### TASK INSTRUCTIONS
Each line below should be quoted exactly, please.

### PROVIDED RECORDS
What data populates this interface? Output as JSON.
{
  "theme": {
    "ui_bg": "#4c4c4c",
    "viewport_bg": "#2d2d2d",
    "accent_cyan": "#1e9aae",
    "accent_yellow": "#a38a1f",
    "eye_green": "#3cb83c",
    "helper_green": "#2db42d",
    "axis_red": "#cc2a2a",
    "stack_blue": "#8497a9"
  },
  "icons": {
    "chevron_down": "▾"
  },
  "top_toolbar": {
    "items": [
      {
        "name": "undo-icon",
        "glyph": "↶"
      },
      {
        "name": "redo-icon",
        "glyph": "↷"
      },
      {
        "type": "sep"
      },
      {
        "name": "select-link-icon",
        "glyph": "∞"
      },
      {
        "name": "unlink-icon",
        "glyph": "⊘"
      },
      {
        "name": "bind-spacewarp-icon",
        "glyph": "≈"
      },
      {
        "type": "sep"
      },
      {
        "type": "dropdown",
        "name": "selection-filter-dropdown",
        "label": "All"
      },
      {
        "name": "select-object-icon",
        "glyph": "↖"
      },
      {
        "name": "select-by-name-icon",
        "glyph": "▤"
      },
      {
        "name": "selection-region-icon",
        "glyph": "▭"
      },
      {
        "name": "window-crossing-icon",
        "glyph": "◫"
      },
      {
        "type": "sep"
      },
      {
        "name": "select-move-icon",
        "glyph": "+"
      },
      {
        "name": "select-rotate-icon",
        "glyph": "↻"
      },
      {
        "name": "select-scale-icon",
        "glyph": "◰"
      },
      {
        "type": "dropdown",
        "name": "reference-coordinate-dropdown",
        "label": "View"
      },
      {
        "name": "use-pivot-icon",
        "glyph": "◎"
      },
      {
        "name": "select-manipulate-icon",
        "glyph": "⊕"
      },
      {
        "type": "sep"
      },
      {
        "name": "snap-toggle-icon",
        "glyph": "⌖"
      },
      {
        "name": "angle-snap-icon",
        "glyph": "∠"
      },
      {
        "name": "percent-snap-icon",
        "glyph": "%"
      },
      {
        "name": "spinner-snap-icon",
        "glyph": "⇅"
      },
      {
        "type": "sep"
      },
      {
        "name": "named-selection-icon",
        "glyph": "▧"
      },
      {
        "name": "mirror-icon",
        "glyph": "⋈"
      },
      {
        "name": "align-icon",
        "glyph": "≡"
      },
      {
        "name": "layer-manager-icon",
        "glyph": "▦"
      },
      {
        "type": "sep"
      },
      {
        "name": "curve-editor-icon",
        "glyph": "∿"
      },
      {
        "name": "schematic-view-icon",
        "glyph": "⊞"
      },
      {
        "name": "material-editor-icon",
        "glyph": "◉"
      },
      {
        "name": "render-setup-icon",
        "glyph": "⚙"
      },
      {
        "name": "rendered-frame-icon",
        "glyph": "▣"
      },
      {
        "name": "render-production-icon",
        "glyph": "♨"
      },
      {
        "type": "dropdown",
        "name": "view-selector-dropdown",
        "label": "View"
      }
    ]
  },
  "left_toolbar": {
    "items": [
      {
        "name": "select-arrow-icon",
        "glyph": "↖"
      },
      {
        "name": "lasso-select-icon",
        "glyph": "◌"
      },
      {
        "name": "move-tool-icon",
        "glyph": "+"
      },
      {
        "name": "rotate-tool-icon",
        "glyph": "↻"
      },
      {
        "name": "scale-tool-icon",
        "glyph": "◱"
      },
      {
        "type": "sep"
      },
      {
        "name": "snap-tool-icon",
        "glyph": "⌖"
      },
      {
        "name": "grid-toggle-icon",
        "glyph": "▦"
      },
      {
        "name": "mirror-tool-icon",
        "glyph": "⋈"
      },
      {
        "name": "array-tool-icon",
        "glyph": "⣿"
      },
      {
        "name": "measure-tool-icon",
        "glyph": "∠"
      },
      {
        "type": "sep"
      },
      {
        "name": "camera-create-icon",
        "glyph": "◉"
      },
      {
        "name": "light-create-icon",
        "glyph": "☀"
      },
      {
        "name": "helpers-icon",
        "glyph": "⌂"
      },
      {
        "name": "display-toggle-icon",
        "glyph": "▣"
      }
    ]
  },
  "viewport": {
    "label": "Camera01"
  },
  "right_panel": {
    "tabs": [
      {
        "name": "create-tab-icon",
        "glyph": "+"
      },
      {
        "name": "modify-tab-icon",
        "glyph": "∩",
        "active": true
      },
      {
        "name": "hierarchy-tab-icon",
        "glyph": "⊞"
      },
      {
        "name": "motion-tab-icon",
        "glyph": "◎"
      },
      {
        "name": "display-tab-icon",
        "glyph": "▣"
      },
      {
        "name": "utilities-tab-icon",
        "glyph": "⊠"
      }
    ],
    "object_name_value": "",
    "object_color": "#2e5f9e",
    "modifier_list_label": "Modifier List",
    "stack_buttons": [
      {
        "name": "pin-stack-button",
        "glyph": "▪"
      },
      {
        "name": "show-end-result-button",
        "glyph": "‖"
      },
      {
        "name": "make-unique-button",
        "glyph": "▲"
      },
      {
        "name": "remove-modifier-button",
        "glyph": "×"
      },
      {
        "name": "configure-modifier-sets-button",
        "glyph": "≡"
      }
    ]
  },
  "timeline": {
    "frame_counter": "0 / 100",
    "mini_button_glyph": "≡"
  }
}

### RESULT OF THE TASK
What data populates this interface? Output as JSON.
{
  "theme": {
    "ui_bg": "#4c4c4c",
    "viewport_bg": "#2d2d2d",
    "accent_cyan": "#1e9aae",
    "accent_yellow": "#a38a1f",
    "eye_green": "#3cb83c",
    "helper_green": "#2db42d",
    "axis_red": "#cc2a2a",
    "stack_blue": "#8497a9"
  },
  "icons": {
    "chevron_down": "▾"
  },
  "top_toolbar": {
    "items": [
      {
        "name": "undo-icon",
        "glyph": "↶"
      },
      {
        "name": "redo-icon",
        "glyph": "↷"
      },
      {
        "type": "sep"
      },
      {
        "name": "select-link-icon",
        "glyph": "∞"
      },
      {
        "name": "unlink-icon",
        "glyph": "⊘"
      },
      {
        "name": "bind-spacewarp-icon",
        "glyph": "≈"
      },
      {
        "type": "sep"
      },
      {
        "type": "dropdown",
        "name": "selection-filter-dropdown",
        "label": "All"
      },
      {
        "name": "select-object-icon",
        "glyph": "↖"
      },
      {
        "name": "select-by-name-icon",
        "glyph": "▤"
      },
      {
        "name": "selection-region-icon",
        "glyph": "▭"
      },
      {
        "name": "window-crossing-icon",
        "glyph": "◫"
      },
      {
        "type": "sep"
      },
      {
        "name": "select-move-icon",
        "glyph": "+"
      },
      {
        "name": "select-rotate-icon",
        "glyph": "↻"
      },
      {
        "name": "select-scale-icon",
        "glyph": "◰"
      },
      {
        "type": "dropdown",
        "name": "reference-coordinate-dropdown",
        "label": "View"
      },
      {
        "name": "use-pivot-icon",
        "glyph": "◎"
      },
      {
        "name": "select-manipulate-icon",
        "glyph": "⊕"
      },
      {
        "type": "sep"
      },
      {
        "name": "snap-toggle-icon",
        "glyph": "⌖"
      },
      {
        "name": "angle-snap-icon",
        "glyph": "∠"
      },
      {
        "name": "percent-snap-icon",
        "glyph": "%"
      },
      {
        "name": "spinner-snap-icon",
        "glyph": "⇅"
      },
      {
        "type": "sep"
      },
      {
        "name": "named-selection-icon",
        "glyph": "▧"
      },
      {
        "name": "mirror-icon",
        "glyph": "⋈"
      },
      {
        "name": "align-icon",
        "glyph": "≡"
      },
      {
        "name": "layer-manager-icon",
        "glyph": "▦"
      },
      {
        "type": "sep"
      },
      {
        "name": "curve-editor-icon",
        "glyph": "∿"
      },
      {
        "name": "schematic-view-icon",
        "glyph": "⊞"
      },
      {
        "name": "material-editor-icon",
        "glyph": "◉"
      },
      {
        "name": "render-setup-icon",
        "glyph": "⚙"
      },
      {
        "name": "rendered-frame-icon",
        "glyph": "▣"
      },
      {
        "name": "render-production-icon",
        "glyph": "♨"
      },
      {
        "type": "dropdown",
        "name": "view-selector-dropdown",
        "label": "View"
      }
    ]
  },
  "left_toolbar": {
    "items": [
      {
        "name": "select-arrow-icon",
        "glyph": "↖"
      },
      {
        "name": "lasso-select-icon",
        "glyph": "◌"
      },
      {
        "name": "move-tool-icon",
        "glyph": "+"
      },
      {
        "name": "rotate-tool-icon",
        "glyph": "↻"
      },
      {
        "name": "scale-tool-icon",
        "glyph": "◱"
      },
      {
        "type": "sep"
      },
      {
        "name": "snap-tool-icon",
        "glyph": "⌖"
      },
      {
        "name": "grid-toggle-icon",
        "glyph": "▦"
      },
      {
        "name": "mirror-tool-icon",
        "glyph": "⋈"
      },
      {
        "name": "array-tool-icon",
        "glyph": "⣿"
      },
      {
        "name": "measure-tool-icon",
        "glyph": "∠"
      },
      {
        "type": "sep"
      },
      {
        "name": "camera-create-icon",
        "glyph": "◉"
      },
      {
        "name": "light-create-icon",
        "glyph": "☀"
      },
      {
        "name": "helpers-icon",
        "glyph": "⌂"
      },
      {
        "name": "display-toggle-icon",
        "glyph": "▣"
      }
    ]
  },
  "viewport": {
    "label": "Camera01"
  },
  "right_panel": {
    "tabs": [
      {
        "name": "create-tab-icon",
        "glyph": "+"
      },
      {
        "name": "modify-tab-icon",
        "glyph": "∩",
        "active": true
      },
      {
        "name": "hierarchy-tab-icon",
        "glyph": "⊞"
      },
      {
        "name": "motion-tab-icon",
        "glyph": "◎"
      },
      {
        "name": "display-tab-icon",
        "glyph": "▣"
      },
      {
        "name": "utilities-tab-icon",
        "glyph": "⊠"
      }
    ],
    "object_name_value": "",
    "object_color": "#2e5f9e",
    "modifier_list_label": "Modifier List",
    "stack_buttons": [
      {
        "name": "pin-stack-button",
        "glyph": "▪"
      },
      {
        "name": "show-end-result-button",
        "glyph": "‖"
      },
      {
        "name": "make-unique-button",
        "glyph": "▲"
      },
      {
        "name": "remove-modifier-button",
        "glyph": "×"
      },
      {
        "name": "configure-modifier-sets-button",
        "glyph": "≡"
      }
    ]
  },
  "timeline": {
    "frame_counter": "0 / 100",
    "mini_button_glyph": "≡"
  }
}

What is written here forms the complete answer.